Summer threaten to return, but a cold front gave it a swift kick. Now the fall weather promises to give us the driest Museum Days weekend in years. Something to look forward to.

My last visit to Fry's netted a small black case in which to put one of the new pico-ITX boards, a tiny power supply and a 2½" hard drive. Why? To create a Linux box that is small, powerful, yet out of the way. There is enough room for all the boards and other stuff: I made cutouts of the motherboard and hard drive out of black foamboard, and they fit comfortably inside the case. The tricky part is to make holes in the side panels for ports and power jack.

When this is finished (which I anticipate by Halloween) I will load Fedora 7 and make the box into a personal Web server. I can do a lot more Web projects on a Linux box than I can on my Windows box.

I have even thought up a name for the coming Linux box: Janovac, after a former student who used to hang around the Indiana Public Radio offices during pledge breaks.

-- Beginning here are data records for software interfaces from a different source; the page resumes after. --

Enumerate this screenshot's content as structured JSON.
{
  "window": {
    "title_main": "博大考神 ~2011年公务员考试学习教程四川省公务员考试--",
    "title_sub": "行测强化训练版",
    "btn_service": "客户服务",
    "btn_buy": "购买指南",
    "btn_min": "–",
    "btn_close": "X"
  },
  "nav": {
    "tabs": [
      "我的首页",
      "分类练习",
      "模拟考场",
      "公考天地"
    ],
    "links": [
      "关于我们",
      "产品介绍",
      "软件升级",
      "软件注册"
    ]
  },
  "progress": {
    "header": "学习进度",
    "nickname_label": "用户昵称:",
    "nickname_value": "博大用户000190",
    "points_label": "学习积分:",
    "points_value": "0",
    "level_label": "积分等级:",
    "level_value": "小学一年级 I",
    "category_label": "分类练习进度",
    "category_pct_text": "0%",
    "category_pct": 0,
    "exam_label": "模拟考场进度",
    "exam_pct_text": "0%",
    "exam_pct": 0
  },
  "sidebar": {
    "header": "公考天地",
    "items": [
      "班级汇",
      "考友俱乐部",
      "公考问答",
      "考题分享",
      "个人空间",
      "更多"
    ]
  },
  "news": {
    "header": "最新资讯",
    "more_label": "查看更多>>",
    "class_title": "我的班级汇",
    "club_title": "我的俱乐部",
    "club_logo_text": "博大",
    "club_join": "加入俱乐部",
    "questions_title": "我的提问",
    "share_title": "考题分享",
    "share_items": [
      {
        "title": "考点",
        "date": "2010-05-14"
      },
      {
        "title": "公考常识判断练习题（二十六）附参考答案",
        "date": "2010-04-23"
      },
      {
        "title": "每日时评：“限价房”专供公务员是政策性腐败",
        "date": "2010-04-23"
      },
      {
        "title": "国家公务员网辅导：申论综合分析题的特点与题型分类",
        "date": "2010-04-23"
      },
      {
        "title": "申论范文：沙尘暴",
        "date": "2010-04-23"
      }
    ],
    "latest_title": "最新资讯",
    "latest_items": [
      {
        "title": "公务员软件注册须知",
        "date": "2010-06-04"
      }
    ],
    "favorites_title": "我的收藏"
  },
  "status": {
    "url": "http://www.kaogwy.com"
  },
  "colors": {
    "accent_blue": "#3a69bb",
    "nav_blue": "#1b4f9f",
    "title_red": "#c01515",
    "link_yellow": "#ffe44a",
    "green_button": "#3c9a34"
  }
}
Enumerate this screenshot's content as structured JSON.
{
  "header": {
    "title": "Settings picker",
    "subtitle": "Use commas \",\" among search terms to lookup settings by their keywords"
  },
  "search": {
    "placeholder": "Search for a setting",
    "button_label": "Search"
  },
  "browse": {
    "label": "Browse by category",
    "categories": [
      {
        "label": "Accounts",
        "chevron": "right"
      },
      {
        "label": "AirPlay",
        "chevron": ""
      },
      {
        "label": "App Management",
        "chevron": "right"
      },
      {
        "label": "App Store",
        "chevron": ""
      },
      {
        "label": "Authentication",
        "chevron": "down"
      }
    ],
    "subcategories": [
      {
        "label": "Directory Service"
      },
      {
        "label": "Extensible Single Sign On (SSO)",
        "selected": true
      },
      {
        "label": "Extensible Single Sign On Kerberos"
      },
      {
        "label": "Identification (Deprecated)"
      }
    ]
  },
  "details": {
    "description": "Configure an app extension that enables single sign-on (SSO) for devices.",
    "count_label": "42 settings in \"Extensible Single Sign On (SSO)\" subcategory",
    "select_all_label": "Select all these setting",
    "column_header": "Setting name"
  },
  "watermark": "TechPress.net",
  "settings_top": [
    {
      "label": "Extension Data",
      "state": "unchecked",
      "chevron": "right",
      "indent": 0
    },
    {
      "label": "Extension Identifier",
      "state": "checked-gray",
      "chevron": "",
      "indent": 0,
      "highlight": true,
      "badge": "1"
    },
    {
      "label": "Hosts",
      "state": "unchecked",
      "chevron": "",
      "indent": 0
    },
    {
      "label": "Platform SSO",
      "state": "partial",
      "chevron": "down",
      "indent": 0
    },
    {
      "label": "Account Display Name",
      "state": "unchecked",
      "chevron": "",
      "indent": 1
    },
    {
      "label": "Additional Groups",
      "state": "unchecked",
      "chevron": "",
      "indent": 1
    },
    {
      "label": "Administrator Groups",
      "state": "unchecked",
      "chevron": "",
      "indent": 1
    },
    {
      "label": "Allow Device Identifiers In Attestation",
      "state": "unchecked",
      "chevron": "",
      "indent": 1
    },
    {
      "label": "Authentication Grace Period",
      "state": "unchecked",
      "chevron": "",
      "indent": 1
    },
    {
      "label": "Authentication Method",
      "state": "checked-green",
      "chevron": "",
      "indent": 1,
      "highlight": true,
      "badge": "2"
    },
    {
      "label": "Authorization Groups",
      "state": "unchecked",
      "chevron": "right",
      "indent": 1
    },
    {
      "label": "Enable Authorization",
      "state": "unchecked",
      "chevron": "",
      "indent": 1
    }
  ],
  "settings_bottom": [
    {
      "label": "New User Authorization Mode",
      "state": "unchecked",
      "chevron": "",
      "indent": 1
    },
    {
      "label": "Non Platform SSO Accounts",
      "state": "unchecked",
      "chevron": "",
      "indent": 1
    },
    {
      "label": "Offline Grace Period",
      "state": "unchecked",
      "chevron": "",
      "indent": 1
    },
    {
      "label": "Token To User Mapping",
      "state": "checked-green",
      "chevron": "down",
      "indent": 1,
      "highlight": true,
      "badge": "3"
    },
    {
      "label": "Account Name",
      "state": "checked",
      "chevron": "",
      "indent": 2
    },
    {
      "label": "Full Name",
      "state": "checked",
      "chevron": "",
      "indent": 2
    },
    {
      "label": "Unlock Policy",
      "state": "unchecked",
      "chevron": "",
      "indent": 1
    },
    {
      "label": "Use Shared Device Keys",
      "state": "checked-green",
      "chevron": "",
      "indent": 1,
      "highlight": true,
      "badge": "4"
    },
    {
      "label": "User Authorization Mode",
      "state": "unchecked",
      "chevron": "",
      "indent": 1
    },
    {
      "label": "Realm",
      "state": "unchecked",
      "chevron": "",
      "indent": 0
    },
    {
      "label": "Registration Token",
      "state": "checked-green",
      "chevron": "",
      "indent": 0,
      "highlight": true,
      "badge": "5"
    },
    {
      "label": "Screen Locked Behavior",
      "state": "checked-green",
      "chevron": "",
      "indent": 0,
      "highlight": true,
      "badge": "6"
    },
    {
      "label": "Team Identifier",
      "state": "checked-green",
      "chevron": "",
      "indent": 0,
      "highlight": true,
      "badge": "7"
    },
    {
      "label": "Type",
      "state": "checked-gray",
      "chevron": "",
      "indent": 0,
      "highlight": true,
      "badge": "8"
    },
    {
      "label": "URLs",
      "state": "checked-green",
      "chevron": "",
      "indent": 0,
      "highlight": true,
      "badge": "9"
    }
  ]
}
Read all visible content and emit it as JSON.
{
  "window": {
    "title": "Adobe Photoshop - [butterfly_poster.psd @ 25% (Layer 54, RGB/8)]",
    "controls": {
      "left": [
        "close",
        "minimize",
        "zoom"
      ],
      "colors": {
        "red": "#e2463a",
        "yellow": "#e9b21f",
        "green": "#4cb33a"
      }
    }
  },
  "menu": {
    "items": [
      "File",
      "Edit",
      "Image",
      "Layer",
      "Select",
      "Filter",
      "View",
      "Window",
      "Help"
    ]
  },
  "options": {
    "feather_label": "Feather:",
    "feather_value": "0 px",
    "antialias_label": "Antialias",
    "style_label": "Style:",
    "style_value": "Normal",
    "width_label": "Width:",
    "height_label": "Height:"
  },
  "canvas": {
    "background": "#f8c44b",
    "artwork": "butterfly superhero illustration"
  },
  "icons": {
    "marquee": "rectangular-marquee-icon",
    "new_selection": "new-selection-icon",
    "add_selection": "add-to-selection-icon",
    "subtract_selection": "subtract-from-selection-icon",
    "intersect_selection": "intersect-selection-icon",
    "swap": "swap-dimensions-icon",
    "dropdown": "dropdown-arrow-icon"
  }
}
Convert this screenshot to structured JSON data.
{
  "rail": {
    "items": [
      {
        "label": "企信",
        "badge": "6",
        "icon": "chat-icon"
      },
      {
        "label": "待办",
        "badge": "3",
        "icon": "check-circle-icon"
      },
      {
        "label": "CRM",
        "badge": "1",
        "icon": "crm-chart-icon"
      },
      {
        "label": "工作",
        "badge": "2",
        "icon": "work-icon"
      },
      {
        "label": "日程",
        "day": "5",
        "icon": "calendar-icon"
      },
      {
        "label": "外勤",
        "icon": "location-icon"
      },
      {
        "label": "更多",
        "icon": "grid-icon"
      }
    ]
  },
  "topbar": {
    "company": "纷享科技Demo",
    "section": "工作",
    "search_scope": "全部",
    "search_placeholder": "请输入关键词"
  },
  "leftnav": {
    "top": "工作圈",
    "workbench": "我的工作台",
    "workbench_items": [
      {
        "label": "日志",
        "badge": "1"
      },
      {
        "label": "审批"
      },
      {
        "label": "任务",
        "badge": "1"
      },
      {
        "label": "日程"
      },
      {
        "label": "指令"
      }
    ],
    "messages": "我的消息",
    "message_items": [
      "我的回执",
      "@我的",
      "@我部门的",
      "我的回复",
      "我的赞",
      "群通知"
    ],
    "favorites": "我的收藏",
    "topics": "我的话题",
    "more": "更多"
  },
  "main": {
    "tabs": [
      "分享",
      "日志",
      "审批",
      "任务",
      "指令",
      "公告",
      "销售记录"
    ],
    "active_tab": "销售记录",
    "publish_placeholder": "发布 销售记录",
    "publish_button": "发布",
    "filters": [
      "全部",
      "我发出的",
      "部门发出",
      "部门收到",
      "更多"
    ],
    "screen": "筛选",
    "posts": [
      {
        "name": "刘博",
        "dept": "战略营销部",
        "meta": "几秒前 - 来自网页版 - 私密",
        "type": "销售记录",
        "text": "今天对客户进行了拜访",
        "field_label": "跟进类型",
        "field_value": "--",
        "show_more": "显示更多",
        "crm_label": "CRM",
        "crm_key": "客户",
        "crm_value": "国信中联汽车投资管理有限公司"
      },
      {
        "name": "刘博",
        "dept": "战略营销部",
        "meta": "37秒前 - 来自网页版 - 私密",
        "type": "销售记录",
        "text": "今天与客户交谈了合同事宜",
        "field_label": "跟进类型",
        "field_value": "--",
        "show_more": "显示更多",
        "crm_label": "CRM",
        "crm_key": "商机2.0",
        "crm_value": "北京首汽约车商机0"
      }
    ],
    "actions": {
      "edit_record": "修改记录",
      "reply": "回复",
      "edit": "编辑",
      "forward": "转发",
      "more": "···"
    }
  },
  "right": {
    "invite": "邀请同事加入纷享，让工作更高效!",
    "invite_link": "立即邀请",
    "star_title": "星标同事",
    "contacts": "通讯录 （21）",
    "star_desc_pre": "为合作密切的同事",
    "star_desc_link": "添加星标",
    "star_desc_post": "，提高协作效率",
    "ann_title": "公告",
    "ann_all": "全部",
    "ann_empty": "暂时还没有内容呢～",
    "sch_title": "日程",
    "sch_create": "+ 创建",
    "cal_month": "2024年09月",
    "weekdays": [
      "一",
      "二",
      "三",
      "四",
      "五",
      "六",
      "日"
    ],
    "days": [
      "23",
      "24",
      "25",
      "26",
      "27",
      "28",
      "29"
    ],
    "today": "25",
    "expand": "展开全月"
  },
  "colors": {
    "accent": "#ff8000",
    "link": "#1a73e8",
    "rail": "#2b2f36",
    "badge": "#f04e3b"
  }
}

The mother of a friend of mine from my book-stacker days in the Bracken Library had a stroke a couple of weeks ago. I did not find out until a week afterward after overhearing her co-workers talk about it. I visited her a couple of times since then. She seems to be doing okay, and she is in good spirits even though her right side is paralyzed and she can't talk. I have been doing a lot of talking, which is a reversal because when I visited her during her days at the library, she was the one who did all the talking!


I discovered the main source of trouble on the library iMacs. What I thought was an improvement to logging on and off the campus network turned out to be the cause of a lot of trouble. It was because I did not understand LDAP well enough to know that while dc=xxu,dc=edu is good, cn=users,dc=xxu,dc=edu is not better when the users list of thousands upon thousands of entries! Anyhow, I will get the iMacs fixed before Friday.

Meanwhile, I am working away at the proposed institutional repository. First, I installed the program. Then I got it to work well enough that people can put documents in it. The latest stage was mostly editorial, fixing instructional documents and arranging fields in the deposit workflow. There is one more major step I need to do, after which comes testing by actual users (faculty). The final step would be to load the repository onto a production server and make it available to the public.

My boss offered lunch to whoever could get the printers back on the workstation of one of my co-workers with the need to rebuild her workstation. It was a Windows print server failure, and I fixed it with instructions off the Microsoft site. My lunch is Monday.

Posted on the Dysmey Blog on 26 October 2007.